TASK TO CARRY OUT:
Copy each of the following entries back without change.

SOURCE INFORMATION Start Marker

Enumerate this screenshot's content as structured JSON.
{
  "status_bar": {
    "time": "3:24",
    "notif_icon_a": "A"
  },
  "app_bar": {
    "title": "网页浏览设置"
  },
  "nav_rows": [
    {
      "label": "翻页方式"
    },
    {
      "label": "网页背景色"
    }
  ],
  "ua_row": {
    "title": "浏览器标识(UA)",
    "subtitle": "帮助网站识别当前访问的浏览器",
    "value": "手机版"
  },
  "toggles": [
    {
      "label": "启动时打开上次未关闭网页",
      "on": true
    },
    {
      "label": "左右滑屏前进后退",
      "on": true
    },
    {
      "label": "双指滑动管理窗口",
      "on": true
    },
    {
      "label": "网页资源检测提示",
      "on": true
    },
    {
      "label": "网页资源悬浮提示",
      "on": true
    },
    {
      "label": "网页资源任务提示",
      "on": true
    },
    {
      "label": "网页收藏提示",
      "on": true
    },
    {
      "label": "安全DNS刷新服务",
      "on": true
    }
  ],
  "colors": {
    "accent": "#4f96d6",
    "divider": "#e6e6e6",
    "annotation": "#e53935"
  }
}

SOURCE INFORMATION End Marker

TASK OUTPUT:
Enumerate this screenshot's content as structured JSON.
{
  "status_bar": {
    "time": "3:24",
    "notif_icon_a": "A"
  },
  "app_bar": {
    "title": "网页浏览设置"
  },
  "nav_rows": [
    {
      "label": "翻页方式"
    },
    {
      "label": "网页背景色"
    }
  ],
  "ua_row": {
    "title": "浏览器标识(UA)",
    "subtitle": "帮助网站识别当前访问的浏览器",
    "value": "手机版"
  },
  "toggles": [
    {
      "label": "启动时打开上次未关闭网页",
      "on": true
    },
    {
      "label": "左右滑屏前进后退",
      "on": true
    },
    {
      "label": "双指滑动管理窗口",
      "on": true
    },
    {
      "label": "网页资源检测提示",
      "on": true
    },
    {
      "label": "网页资源悬浮提示",
      "on": true
    },
    {
      "label": "网页资源任务提示",
      "on": true
    },
    {
      "label": "网页收藏提示",
      "on": true
    },
    {
      "label": "安全DNS刷新服务",
      "on": true
    }
  ],
  "colors": {
    "accent": "#4f96d6",
    "divider": "#e6e6e6",
    "annotation": "#e53935"
  }
}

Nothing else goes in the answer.